Remember meForgot password?
    Log in with Twitter

article imageOp-Ed: Kidnappings go unpunished and unsolved in Libya

By Ken Hanly     Oct 6, 2016 in Politics
Kidnappings in Tripoli occur quite regularly with the UN-backed Government of National Accord apparently powerless to stop them.
On Thursday an armed group abducted Sheik Nadir Al-Omrani who is a member of the Council of Researches and Islamic Studies at the Fatwa House. The gunmen in two cars intercepted Al-Omrani at dawn as he was on his way to a mosque to perform a morning prayer. No group has claimed reponsibility for the abduction.

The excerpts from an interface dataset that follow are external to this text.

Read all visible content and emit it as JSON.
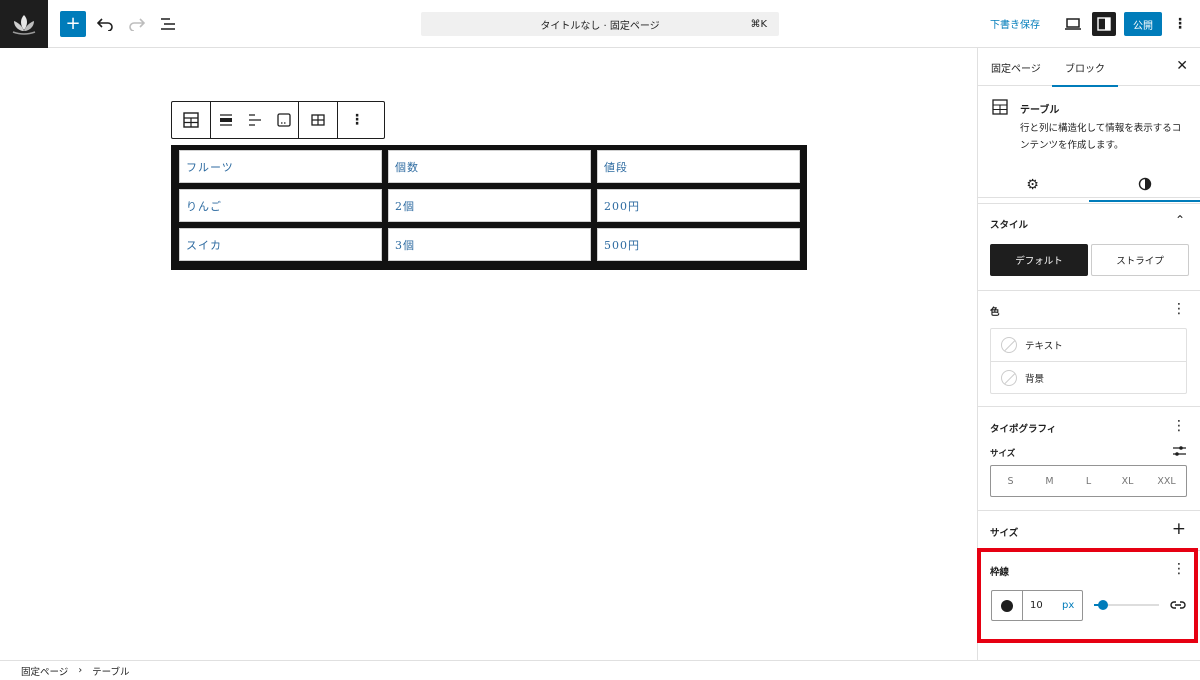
{
  "header": {
    "document_title": "タイトルなし · 固定ページ",
    "shortcut": "⌘K",
    "save_draft_label": "下書き保存",
    "publish_label": "公開"
  },
  "block_toolbar": {
    "icons": [
      "table-icon",
      "align-wide-icon",
      "align-left-icon",
      "caption-icon",
      "table-edit-icon",
      "more-icon"
    ]
  },
  "table": {
    "rows": [
      [
        "フルーツ",
        "個数",
        "値段"
      ],
      [
        "りんご",
        "2個",
        "200円"
      ],
      [
        "スイカ",
        "3個",
        "500円"
      ]
    ]
  },
  "sidebar": {
    "tabs": [
      "固定ページ",
      "ブロック"
    ],
    "active_tab": "ブロック",
    "block_name": "テーブル",
    "block_description": "行と列に構造化して情報を表示するコンテンツを作成します。",
    "style_panel": {
      "title": "スタイル",
      "options": [
        "デフォルト",
        "ストライプ"
      ],
      "selected": "デフォルト"
    },
    "color_panel": {
      "title": "色",
      "items": [
        "テキスト",
        "背景"
      ]
    },
    "typography_panel": {
      "title": "タイポグラフィ",
      "size_label": "サイズ",
      "sizes": [
        "S",
        "M",
        "L",
        "XL",
        "XXL"
      ]
    },
    "dimensions_panel": {
      "title": "サイズ"
    },
    "border_panel": {
      "title": "枠線",
      "width_value": "10",
      "unit": "px",
      "slider_fraction": 0.1
    }
  },
  "breadcrumb": [
    "固定ページ",
    "テーブル"
  ],
  "colors": {
    "accent": "#007cba",
    "highlight": "#e60012",
    "table_border": "#111111"
  }
}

His family have no idea of his whereabouts. The Libya Fatwa House condemned the kidnapping and blamed authorities in Tripoli for it, presumably because they are not providing security for citizens. A spokesperson for the Council, Abdullah Al-Jaadi said that either the Islmamic State or the Dignity Operation of Marshal Haftar could benefit from the abduction.
Another recent kidnapping was of Omar Hajaji, the Deputy General Manager of the Libyan Foreign Bank (LFB). He was recently released but no details were made available until he had time to leave the country. He had been kidnapped by an armed gang in front of his house in the capital Tripoli. Hajaji was in charge of banking operations at the LFB. He was shot in the leg during the kidnapping and is receiving treatment abroad. The family claimed that they paid no ransom and that they still had no idea who carried out the kidnapping.

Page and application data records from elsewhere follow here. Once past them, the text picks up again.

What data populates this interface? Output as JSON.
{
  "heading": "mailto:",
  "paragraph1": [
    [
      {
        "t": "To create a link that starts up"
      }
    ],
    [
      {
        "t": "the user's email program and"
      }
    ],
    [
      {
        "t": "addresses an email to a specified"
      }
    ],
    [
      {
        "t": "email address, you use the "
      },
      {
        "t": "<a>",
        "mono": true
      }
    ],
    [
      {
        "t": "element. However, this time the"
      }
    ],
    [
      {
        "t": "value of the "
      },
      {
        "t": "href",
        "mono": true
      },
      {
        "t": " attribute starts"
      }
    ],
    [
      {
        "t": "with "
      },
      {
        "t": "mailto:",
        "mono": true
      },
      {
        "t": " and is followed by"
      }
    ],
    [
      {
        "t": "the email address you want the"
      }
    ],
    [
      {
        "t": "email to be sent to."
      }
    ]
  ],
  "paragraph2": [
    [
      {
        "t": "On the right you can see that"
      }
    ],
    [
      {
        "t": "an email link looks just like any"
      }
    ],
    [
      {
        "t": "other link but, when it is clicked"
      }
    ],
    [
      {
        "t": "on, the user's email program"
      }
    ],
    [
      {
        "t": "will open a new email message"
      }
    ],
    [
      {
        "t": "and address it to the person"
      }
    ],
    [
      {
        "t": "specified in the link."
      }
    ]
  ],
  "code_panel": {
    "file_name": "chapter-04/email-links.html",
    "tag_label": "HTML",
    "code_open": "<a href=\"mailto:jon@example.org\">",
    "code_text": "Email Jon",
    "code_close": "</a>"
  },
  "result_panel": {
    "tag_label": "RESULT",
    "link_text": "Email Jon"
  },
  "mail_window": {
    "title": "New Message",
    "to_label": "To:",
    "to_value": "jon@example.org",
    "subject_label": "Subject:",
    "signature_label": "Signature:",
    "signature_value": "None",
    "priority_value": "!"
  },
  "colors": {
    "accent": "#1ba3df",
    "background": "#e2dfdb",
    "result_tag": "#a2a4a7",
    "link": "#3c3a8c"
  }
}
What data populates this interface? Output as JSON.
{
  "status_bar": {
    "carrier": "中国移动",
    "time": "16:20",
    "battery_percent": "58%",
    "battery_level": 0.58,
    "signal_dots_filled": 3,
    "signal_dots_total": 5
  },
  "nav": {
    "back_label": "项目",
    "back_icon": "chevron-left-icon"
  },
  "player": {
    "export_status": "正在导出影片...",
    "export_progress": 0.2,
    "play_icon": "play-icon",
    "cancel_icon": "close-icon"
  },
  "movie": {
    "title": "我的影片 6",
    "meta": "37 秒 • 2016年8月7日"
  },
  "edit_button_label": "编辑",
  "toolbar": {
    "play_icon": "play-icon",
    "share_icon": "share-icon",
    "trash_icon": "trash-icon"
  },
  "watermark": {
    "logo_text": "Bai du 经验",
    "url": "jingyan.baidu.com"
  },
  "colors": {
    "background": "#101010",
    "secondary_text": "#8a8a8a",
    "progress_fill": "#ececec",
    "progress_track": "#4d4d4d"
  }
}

The Libya Herald reports that victims of kidnappings and their famiies have no legitimate state institutions to go to for help but must rely on their own efforts, contacting any of the numerous Tripoli-based militia, informal networks, or tribal connections to find out what happened. The Herald complains of the Government of National Accord: The PC/GNA seems to enjoy absolutely no authority and legitimacy within the capital, as it is totally unable to positively affect living conditions. Criminality, car-jackings and kidnappings have become the norm in Tripoli with anyone deemed to be wealthy or with a well-paying job liable to be kidnapped at any time.
However, kidnappings happen not just in the Tripoli area but in the east where the rival House of Representatives (HoR) government holds sway as well. In many cases these kidnappings are connected to groups loyal to Marshal Haftar the commander in chief of the HoR's armed forces, the Libyan National Army (LNA). Most recently a group loyal to Haftar attacked the house of HoR parliament member Amer Omran in the town of Ben Jawad, assaulted his mother, and abducted his brother. Omran backs the Libyan Political Agreement (LPA) that Haftar opposes. Omran had not been in the house when the attack happened. Omran regards the kidnapping as a form of blackmail to prevent him from expressing his support for the GNA. On his Facebook account, Omran said: “I strongly condemn the attack on my family which was carried out by a party, supposedly belonging to the state, in full view of everyone."
Omran has received several threats from Haftar's Dignity Operation to change his allegiance. Omar also supports Ibrahim Jodran former leader, or leader of what is left of, the Petroleum Facilities Guard(PFG). Jodran is an opponent of Haftar. Haftar was able to seize four oil ports in the Oil Crescent from the PFG with almost no resistance. A counter attack by the PFG was repelled using air attacks and Haftar was able to retake even more territory that brought his forces within 50 kilometers of Sirte.
In many cases, kidnappings are carried out by gangs in order to gain funds through ransom rather than for any political motivation as in some of these examples. Kidnappings have also been carried out by the Islamic State and possibly even Al Qaeda in a recent case in Ghat.
This opinion article was written by an independent writer. The opinions and views expressed herein are those of the author and are not necessarily intended to reflect those of
More about Tripoli, Kidnappings in Libya, Benghazi
More news from
Latest News
Top News